SL: This film seems to start from a deep knowledge of the real people involved. How important was the field research period? What work process did you adopt to include a particular “event,” or “labor”?
Z: One recognizes Hercules from the labors that are inseparable from the hero, like a scar, a birthmark, a brand. For Zeus Machine we first wrote the film, then looked for the materialization of what we imagined: a passerby, a landscape, a car, a stone. When we were there we recognized them, and this process has to be mutual, because when it isn’t, you can’t bring home the scene even with the best care and resources.
SL: From your first anaglyph films, your sense of the frame and the relationship between action and background has been important. The impression is of a sculptural immobility, also achieved through the use of theatrical lighting. It seems a choice that contradicts the moving nature of cinema.
Z: The immobility in Zeus Machine alludes to a time outside normal time. A suspension, a mythical time that doesn’t advance or recede.

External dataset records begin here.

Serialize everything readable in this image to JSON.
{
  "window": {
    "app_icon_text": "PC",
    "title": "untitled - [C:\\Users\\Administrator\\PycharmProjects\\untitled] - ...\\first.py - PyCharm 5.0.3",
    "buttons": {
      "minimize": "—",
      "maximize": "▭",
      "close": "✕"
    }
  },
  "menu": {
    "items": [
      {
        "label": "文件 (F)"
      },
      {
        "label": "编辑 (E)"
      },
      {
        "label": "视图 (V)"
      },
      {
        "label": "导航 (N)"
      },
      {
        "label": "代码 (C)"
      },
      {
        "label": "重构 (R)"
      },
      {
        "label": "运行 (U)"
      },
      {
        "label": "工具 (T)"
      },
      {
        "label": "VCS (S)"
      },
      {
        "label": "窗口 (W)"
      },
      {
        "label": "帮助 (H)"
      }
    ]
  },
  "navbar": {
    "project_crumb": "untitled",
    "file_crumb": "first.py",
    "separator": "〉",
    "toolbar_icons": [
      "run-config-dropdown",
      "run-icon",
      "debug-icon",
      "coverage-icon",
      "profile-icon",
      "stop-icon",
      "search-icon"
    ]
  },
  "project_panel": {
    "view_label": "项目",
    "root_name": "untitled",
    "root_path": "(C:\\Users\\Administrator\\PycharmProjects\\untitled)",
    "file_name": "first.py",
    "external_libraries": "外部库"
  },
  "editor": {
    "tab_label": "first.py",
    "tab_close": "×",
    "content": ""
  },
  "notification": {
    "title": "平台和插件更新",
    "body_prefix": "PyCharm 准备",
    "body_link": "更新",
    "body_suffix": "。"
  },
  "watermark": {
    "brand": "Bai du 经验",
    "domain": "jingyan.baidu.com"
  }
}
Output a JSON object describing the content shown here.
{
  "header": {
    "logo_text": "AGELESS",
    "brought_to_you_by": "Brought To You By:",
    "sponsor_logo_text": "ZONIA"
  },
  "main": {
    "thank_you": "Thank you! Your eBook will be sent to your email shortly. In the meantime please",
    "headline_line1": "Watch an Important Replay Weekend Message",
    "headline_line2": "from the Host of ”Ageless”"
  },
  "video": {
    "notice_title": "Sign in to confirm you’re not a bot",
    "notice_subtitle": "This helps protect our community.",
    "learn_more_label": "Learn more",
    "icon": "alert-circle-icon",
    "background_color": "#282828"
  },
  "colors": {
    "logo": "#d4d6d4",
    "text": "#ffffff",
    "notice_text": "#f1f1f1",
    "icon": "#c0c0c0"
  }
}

Sculpture is a perfect example of this. Stereoscopy led us to see the scene as a pyramid of perspective planes, like a sculpture of time. The movement of the cinema is the time that passes on the screen and on those who live there. You say “Action!” and record its duration.

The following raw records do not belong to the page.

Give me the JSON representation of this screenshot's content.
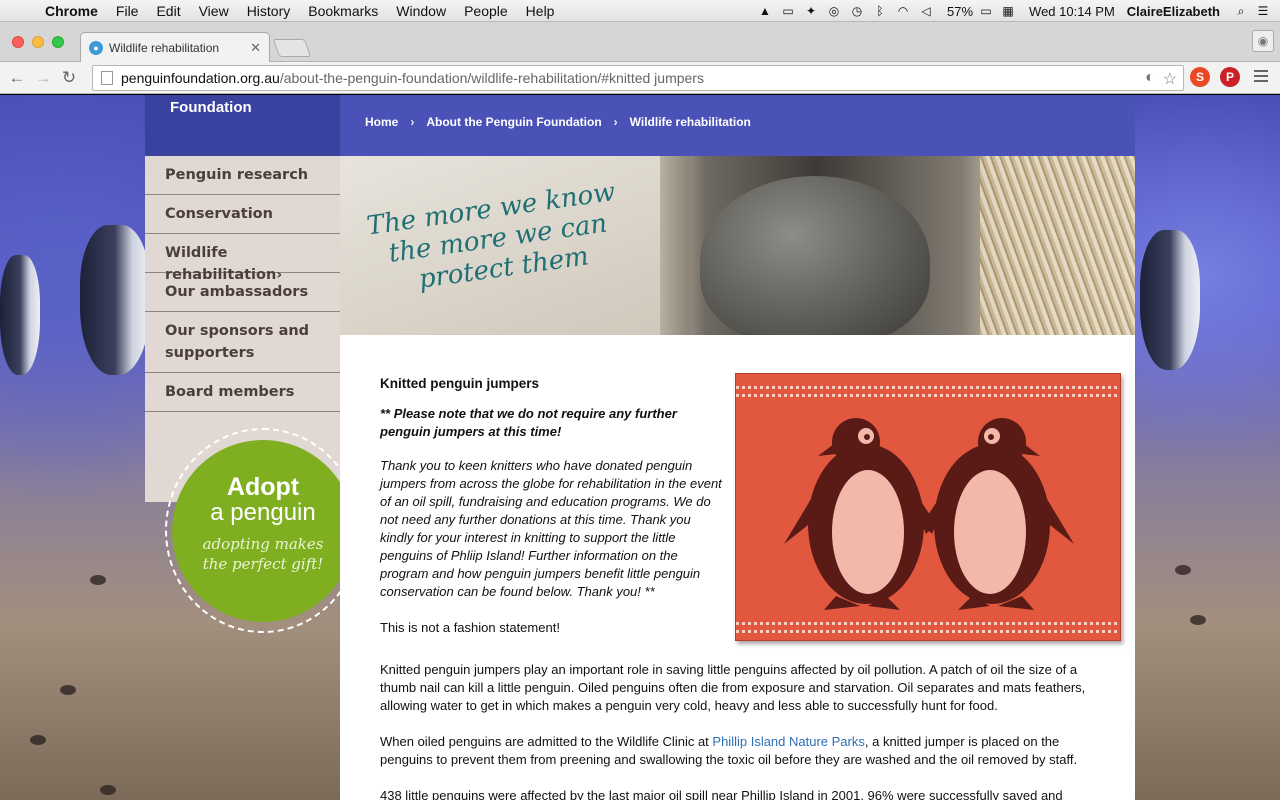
{
  "menubar": {
    "app": "Chrome",
    "menus": [
      "File",
      "Edit",
      "View",
      "History",
      "Bookmarks",
      "Window",
      "People",
      "Help"
    ],
    "battery": "57%",
    "clock": "Wed 10:14 PM",
    "user": "ClaireElizabeth"
  },
  "browser": {
    "tab_title": "Wildlife rehabilitation",
    "url_host": "penguinfoundation.org.au",
    "url_path": "/about-the-penguin-foundation/wildlife-rehabilitation/#knitted jumpers"
  },
  "site": {
    "logo_text": "Foundation",
    "breadcrumb": [
      "Home",
      "About the Penguin Foundation",
      "Wildlife rehabilitation"
    ],
    "breadcrumb_sep": "›",
    "sidebar": [
      "Penguin research",
      "Conservation",
      "Wildlife rehabilitation›",
      "Our ambassadors",
      "Our sponsors and supporters",
      "Board members"
    ],
    "adopt": {
      "line1": "Adopt",
      "line2": "a penguin",
      "line3": "adopting makes",
      "line4": "the perfect gift!"
    },
    "hero_slogan": [
      "The more we know",
      "the more we can",
      "protect them"
    ]
  },
  "article": {
    "heading": "Knitted penguin jumpers",
    "note": "** Please note that we do not require any further penguin jumpers at this time!",
    "thanks": "Thank you to keen knitters who have donated penguin jumpers from across the globe for rehabilitation in the event of an oil spill, fundraising and education programs. We do not need any further donations at this time. Thank you kindly for your interest in knitting to support the little penguins of Phliip Island! Further information on the program and how penguin jumpers benefit little penguin conservation can be found below. Thank you! **",
    "not_fashion": "This is not a fashion statement!",
    "para1": "Knitted penguin jumpers play an important role in saving little penguins affected by oil pollution. A patch of oil the size of a thumb nail can kill a little penguin. Oiled penguins often die from exposure and starvation. Oil separates and mats feathers, allowing water to get in which makes a penguin very cold, heavy and less able to successfully hunt for food.",
    "para2_before": "When oiled penguins are admitted to the Wildlife Clinic at ",
    "para2_link": "Phillip Island Nature Parks",
    "para2_after": ", a knitted jumper is placed on the penguins to prevent them from preening and swallowing the toxic oil before they are washed and the oil removed by staff.",
    "para3": "438 little penguins were affected by the last major oil spill near Phillip Island in 2001. 96% were successfully saved and"
  },
  "colors": {
    "header_blue": "#4a52b8",
    "sidebar_bg": "#e1d8d3",
    "adopt_green": "#7fae21",
    "knit_red": "#e2583f",
    "link": "#2f6fb5"
  }
}
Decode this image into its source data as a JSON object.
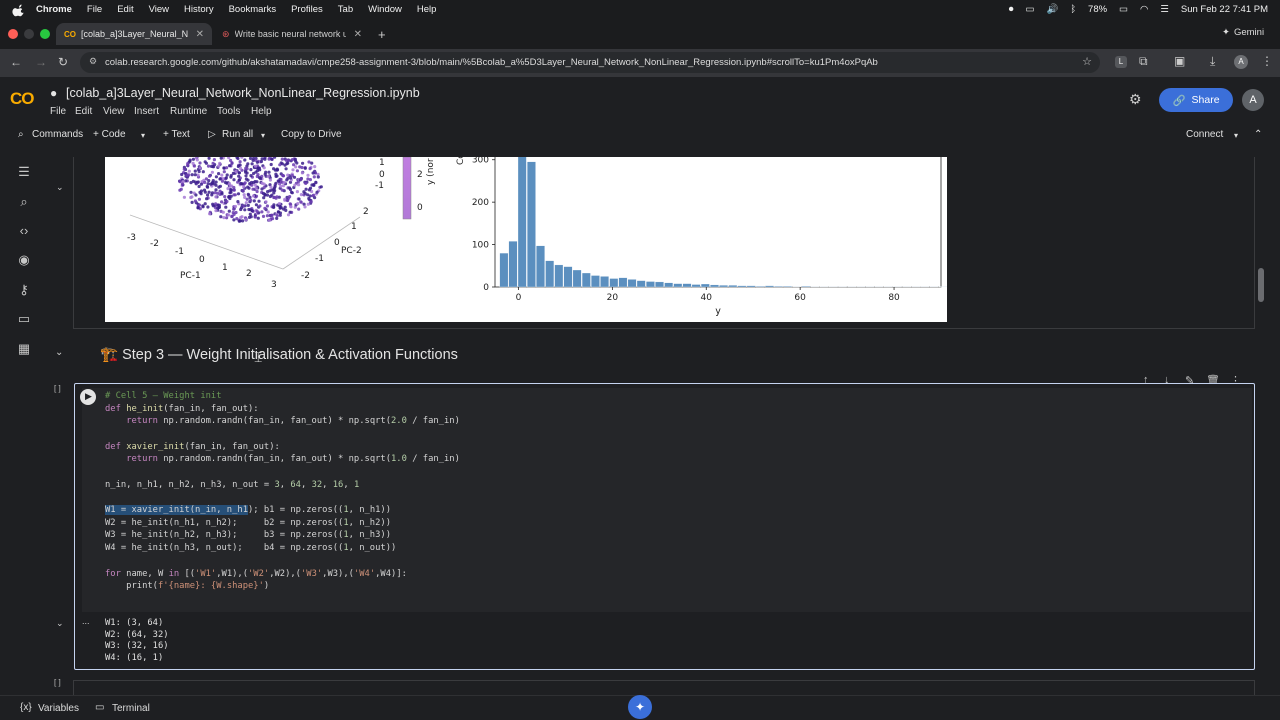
{
  "menubar": {
    "app": "Chrome",
    "items": [
      "File",
      "Edit",
      "View",
      "History",
      "Bookmarks",
      "Profiles",
      "Tab",
      "Window",
      "Help"
    ],
    "battery": "78%",
    "datetime": "Sun Feb 22  7:41 PM"
  },
  "tabs": [
    {
      "title": "[colab_a]3Layer_Neural_Net"
    },
    {
      "title": "Write basic neural network u"
    }
  ],
  "gemini_label": "Gemini",
  "url": "colab.research.google.com/github/akshatamadavi/cmpe258-assignment-3/blob/main/%5Bcolab_a%5D3Layer_Neural_Network_NonLinear_Regression.ipynb#scrollTo=ku1Pm4oxPqAb",
  "colab": {
    "title": "[colab_a]3Layer_Neural_Network_NonLinear_Regression.ipynb",
    "menu": [
      "File",
      "Edit",
      "View",
      "Insert",
      "Runtime",
      "Tools",
      "Help"
    ],
    "share": "Share",
    "avatar": "A",
    "toolbar": {
      "commands": "Commands",
      "code": "+ Code",
      "text": "+ Text",
      "run_all": "Run all",
      "copy": "Copy to Drive",
      "connect": "Connect"
    }
  },
  "plot3d": {
    "xlabel": "PC-1",
    "ylabel": "PC-2",
    "xticks": [
      "-3",
      "-2",
      "-1",
      "0",
      "1",
      "2",
      "3"
    ],
    "yticks": [
      "-2",
      "-1",
      "0",
      "1",
      "2"
    ],
    "zticks": [
      "1",
      "0",
      "-1"
    ],
    "colorbar_label": "y (nor",
    "colorbar_ticks": [
      "2",
      "0"
    ]
  },
  "chart_data": {
    "type": "bar",
    "xlabel": "y",
    "ylabel": "Co",
    "xlim": [
      -5,
      90
    ],
    "ylim": [
      0,
      330
    ],
    "xticks": [
      0,
      20,
      40,
      60,
      80
    ],
    "yticks": [
      0,
      100,
      200,
      300
    ],
    "bin_start": -4,
    "bin_width": 1.95,
    "values": [
      80,
      108,
      335,
      295,
      97,
      62,
      52,
      48,
      40,
      33,
      27,
      25,
      20,
      22,
      18,
      15,
      13,
      12,
      10,
      8,
      8,
      6,
      7,
      5,
      4,
      4,
      3,
      3,
      2,
      3,
      2,
      2,
      1,
      2,
      1,
      1,
      1,
      1,
      1,
      1,
      1,
      1,
      1,
      1,
      1,
      1,
      1,
      1,
      1,
      1,
      1
    ],
    "color": "#5b8fbf"
  },
  "section": {
    "title": "🏗️ Step 3 — Weight Initialisation & Activation Functions"
  },
  "cell": {
    "bracket": "[ ]",
    "output_toggle": "..."
  },
  "output": [
    "W1: (3, 64)",
    "W2: (64, 32)",
    "W3: (32, 16)",
    "W4: (16, 1)"
  ],
  "statusbar": {
    "variables": "Variables",
    "terminal": "Terminal"
  }
}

SL: In the film there are visual references to Muscle Men of Peplum (also known as sword and sandal) movies, a popular film genre in the 1950s. Could you explain this relationship, which is particularly evident in the episode set in Cinecittà, and the costume scene shot at Baia Imperiale, the legendary disco in Romagna?
Z: Sword and sandal cinema, with its bizarre architecture and reenacted history, provided an example of an idealized ancient world tailored to modern conceptions. In this dimension—anti-historical, unoriginal, in which the copy exists only as a symbol of the impossible present of cinema—the peplum is a séance without spirits. The ghosts are foam rubber and cardboard. It’s an empty ritual where the camouflage and the invention of the mythical past offers itself as a golden container for humanity’s eternal questions.
SL: What role does the viewer play in your work? And is there a difference for the viewer of one of your single-channel films versus the viewer of a video installation?
Z: Those who view the installation version of Zeus Machine will be able to move freely among the labors, and choose where to start and how to proceed. They’ll actively participate in the assembly of the piece, which will be rebuilt in his image and likeness. The labors will happen simultaneously, generating that mythical time that detaches itself from the scanning of duration, beginning and end. It is a circular, perpetual time. The spectator of the film, on the other hand, will entertain a direct relationship with the duration and succession of the labors. We imagine this person playing ever-changing roles—the ethnologist, the enigmist, the cinemaniac, the sculptor, the performer—on a screen that is an open window, where it will alternately become the look that sees and the object that is seen. For example, in Ascent to Olympus, we organized a show within the Santarcangelo Festival. In reality it was a live movie set: viewers were an integral part of the film and eyewitnesses to the performance. When it was installed for the first time at the MAXXI museum in Rome, that projected audience became a subject for another public in the flesh, both a witness and a stand-in.
Lo Schermo dell’Arte Film Festival 2018, 11th edition, Florence
14-18 November 2018